It has taken nearly 80 years and a variety of research studies to produce the result: a good genetic makeup and wealth really have very little to do with living a long and happy life. The Harvard Study of Adult Development launched in 1938, looking into the lives of high-profile participants such as Ben Bradlee and John F. Kennedy. Over the years, it has been expanded to add inner-city residents along with offspring from the original Harvard elite, and the results were surprising, to say the least.
The results from the study determined that the very best predictors of a long and happy life were not IQ, genetics, fame, finances, or social status but simply close relationships. Robert Waldinger, director of the research study and a psychiatrist at Massachusetts General Hospital as well as a professor of psychiatry at Harvard Medical School, explains, “The people who were the most satisfied in their relationships at age 50 were the healthiest at age 80. Loneliness kills. It’s as powerful as smoking or alcoholism.”
Psychiatrist George Vaillant who spearheaded the study between 1972 – 2004, shared in his book “Aging Well: Surprising Guideposts to a Happier Life from the Landmark Harvard Study of Adult Development,” the contributing factors that forecast healthy aging:

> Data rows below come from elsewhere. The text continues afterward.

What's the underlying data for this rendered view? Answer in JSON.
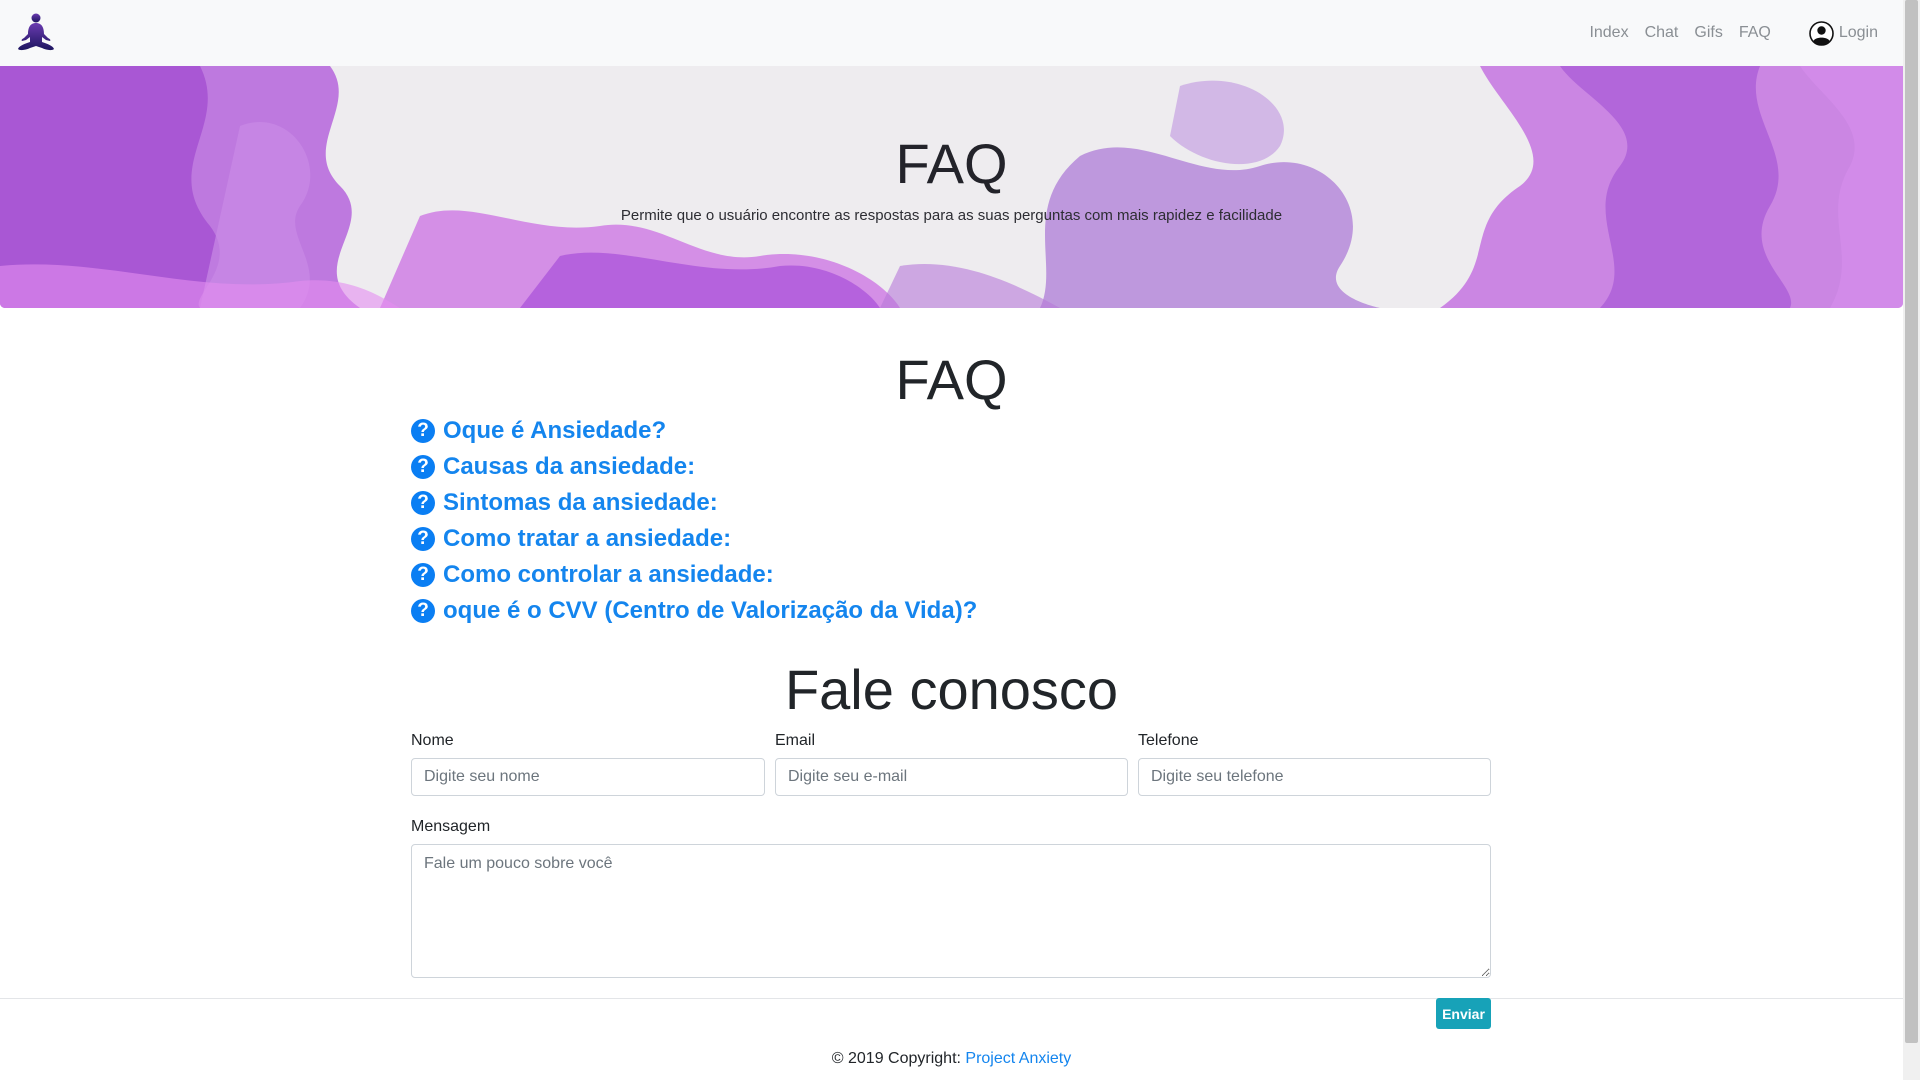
{
  "navbar": {
    "logo_alt": "meditation-logo",
    "links": [
      "Index",
      "Chat",
      "Gifs",
      "FAQ"
    ],
    "login_label": "Login"
  },
  "hero": {
    "title": "FAQ",
    "subtitle": "Permite que o usuário encontre as respostas para as suas perguntas com mais rapidez e facilidade"
  },
  "faq": {
    "title": "FAQ",
    "items": [
      "Oque é Ansiedade?",
      "Causas da ansiedade:",
      "Sintomas da ansiedade:",
      "Como tratar a ansiedade:",
      "Como controlar a ansiedade:",
      "oque é o CVV (Centro de Valorização da Vida)?"
    ]
  },
  "contact": {
    "title": "Fale conosco",
    "name_label": "Nome",
    "name_placeholder": "Digite seu nome",
    "email_label": "Email",
    "email_placeholder": "Digite seu e-mail",
    "phone_label": "Telefone",
    "phone_placeholder": "Digite seu telefone",
    "message_label": "Mensagem",
    "message_placeholder": "Fale um pouco sobre você",
    "submit_label": "Enviar"
  },
  "footer": {
    "copyright_prefix": "© 2019 Copyright: ",
    "copyright_link": "Project Anxiety"
  },
  "colors": {
    "accent_blue": "#1485ee",
    "button_teal": "#17a2b8",
    "hero_purple": "#b56ee0"
  }
}
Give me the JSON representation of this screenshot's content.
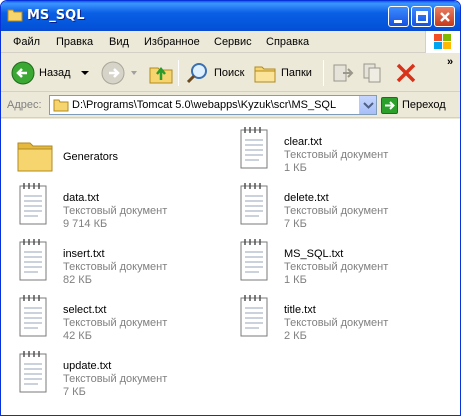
{
  "window": {
    "title": "MS_SQL",
    "controls": [
      "minimize",
      "maximize",
      "close"
    ]
  },
  "menu": [
    "Файл",
    "Правка",
    "Вид",
    "Избранное",
    "Сервис",
    "Справка"
  ],
  "toolbar": {
    "back_label": "Назад",
    "search_label": "Поиск",
    "folders_label": "Папки",
    "more": "»"
  },
  "address": {
    "label": "Адрес:",
    "value": "D:\\Programs\\Tomcat 5.0\\webapps\\Kyzuk\\scr\\MS_SQL",
    "go_label": "Переход"
  },
  "items": [
    {
      "name": "Generators",
      "kind": "folder",
      "type": "",
      "size": ""
    },
    {
      "name": "clear.txt",
      "kind": "file",
      "type": "Текстовый документ",
      "size": "1 КБ"
    },
    {
      "name": "data.txt",
      "kind": "file",
      "type": "Текстовый документ",
      "size": "9 714 КБ"
    },
    {
      "name": "delete.txt",
      "kind": "file",
      "type": "Текстовый документ",
      "size": "7 КБ"
    },
    {
      "name": "insert.txt",
      "kind": "file",
      "type": "Текстовый документ",
      "size": "82 КБ"
    },
    {
      "name": "MS_SQL.txt",
      "kind": "file",
      "type": "Текстовый документ",
      "size": "1 КБ"
    },
    {
      "name": "select.txt",
      "kind": "file",
      "type": "Текстовый документ",
      "size": "42 КБ"
    },
    {
      "name": "title.txt",
      "kind": "file",
      "type": "Текстовый документ",
      "size": "2 КБ"
    },
    {
      "name": "update.txt",
      "kind": "file",
      "type": "Текстовый документ",
      "size": "7 КБ"
    }
  ]
}
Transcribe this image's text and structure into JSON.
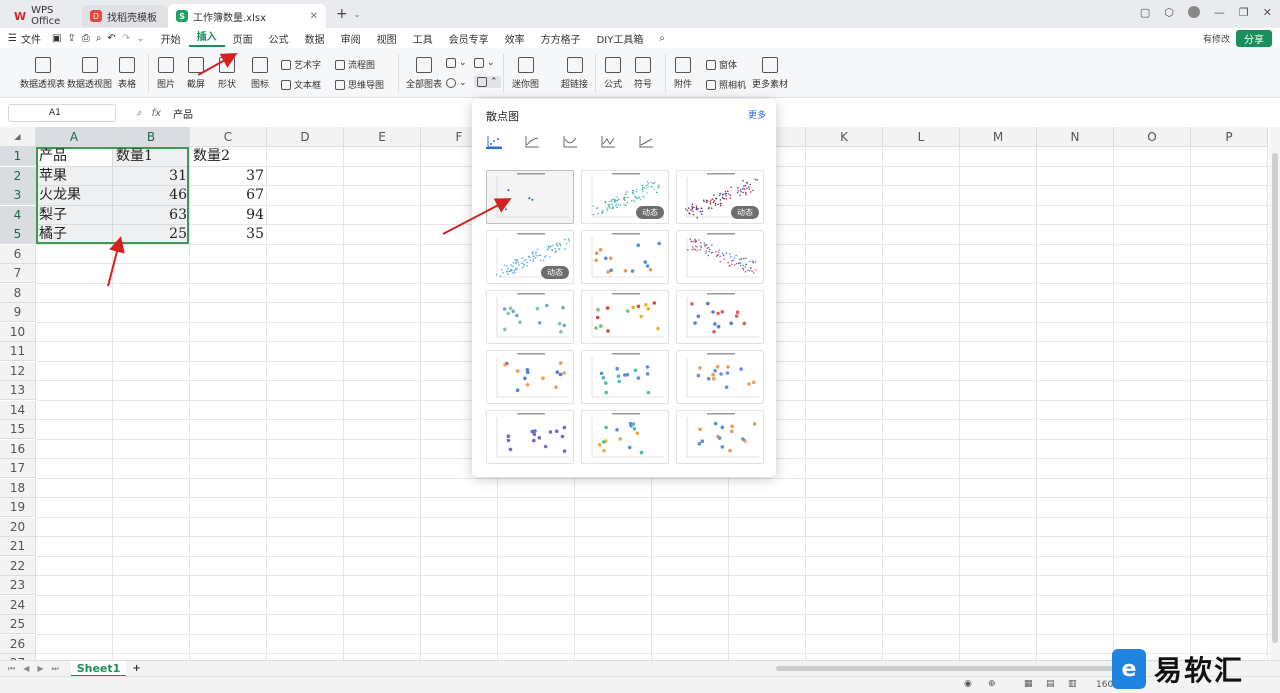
{
  "tabs": [
    {
      "label": "WPS Office",
      "icon": "wps-logo-icon"
    },
    {
      "label": "找稻壳模板",
      "icon": "docer-logo-icon"
    },
    {
      "label": "工作簿数量.xlsx",
      "icon": "spreadsheet-logo-icon",
      "active": true
    }
  ],
  "menu": {
    "file_label": "文件",
    "items": [
      "开始",
      "插入",
      "页面",
      "公式",
      "数据",
      "审阅",
      "视图",
      "工具",
      "会员专享",
      "效率",
      "方方格子",
      "DIY工具箱"
    ],
    "active": "插入",
    "has_changes": "有修改",
    "share": "分享"
  },
  "ribbon": {
    "pivot_table": "数据透视表",
    "pivot_chart": "数据透视图",
    "table": "表格",
    "picture": "图片",
    "screenshot": "截屏",
    "shape": "形状",
    "icon": "图标",
    "art_text": "艺术字",
    "flowchart": "流程图",
    "textbox": "文本框",
    "mindmap": "思维导图",
    "all_charts": "全部图表",
    "sparkline": "迷你图",
    "hyperlink": "超链接",
    "formula": "公式",
    "symbol": "符号",
    "attachment": "附件",
    "form": "窗体",
    "camera": "照相机",
    "more_materials": "更多素材"
  },
  "formula_bar": {
    "cell_ref": "A1",
    "value": "产品"
  },
  "sheet": {
    "columns": [
      "A",
      "B",
      "C",
      "D",
      "E",
      "F",
      "G",
      "H",
      "I",
      "J",
      "K",
      "L",
      "M",
      "N",
      "O",
      "P"
    ],
    "rows": [
      "1",
      "2",
      "3",
      "4",
      "5",
      "6",
      "7",
      "8",
      "9",
      "10",
      "11",
      "12",
      "13",
      "14",
      "15",
      "16",
      "17",
      "18",
      "19",
      "20",
      "21",
      "22",
      "23",
      "24",
      "25",
      "26",
      "27"
    ],
    "data": [
      [
        "产品",
        "数量1",
        "数量2"
      ],
      [
        "苹果",
        "31",
        "37"
      ],
      [
        "火龙果",
        "46",
        "67"
      ],
      [
        "梨子",
        "63",
        "94"
      ],
      [
        "橘子",
        "25",
        "35"
      ]
    ]
  },
  "sheet_tabs": {
    "active": "Sheet1"
  },
  "status": {
    "zoom": "160"
  },
  "scatter_dropdown": {
    "title": "散点图",
    "more": "更多",
    "dynamic_badge": "动态"
  },
  "watermark": {
    "text": "易软汇"
  }
}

- The absence of smoking and alcohol abuse
- Physical activity
- Mature mechanisms in place to deal with difficulties in life
- Sustaining a healthy weight
- Having a stable marriage
In a nutshell, self-care is crucial to our level of joy – from the perspective of both mental and physical health – and investing time and effort to make your relationships the best they can be most definitely falls under that umbrella as well. As a matter of fact, additional research studies have revealed that the satisfaction level people experience in their relationships is a much more accurate determinant of what their physical health will be later in life than physical factors like cholesterol levels.
The research also upended prior thinking that our personalities are carved in stone by age 30. Many people who struggled in their early adult years enjoyed fulfilling later years, while others excelled at the beginning of life but ran into challenges later because of mental health issues and alcoholism.
The research on how to live a long and happy life is ongoing, looking into its third and fourth generations, as researchers believe there is still more to learn, such as how to better regulate stress and whether a difficult childhood makes a difference in middle age and later years.
Let Home Sweet Home In-Home Care’s compassionate caregivers help instill joy in an older adult’s life; reach out to us today about home care in Kalamazoo, MI and the surrounding communities! Our caregivers serve as friendly companions to engage in conversations, exercise, and pleasant activities together, fostering socialization and additional relational connections. We can be contacted 24/7 at (866) 229-2505 to schedule a free of charge in-home assessment to find out more information.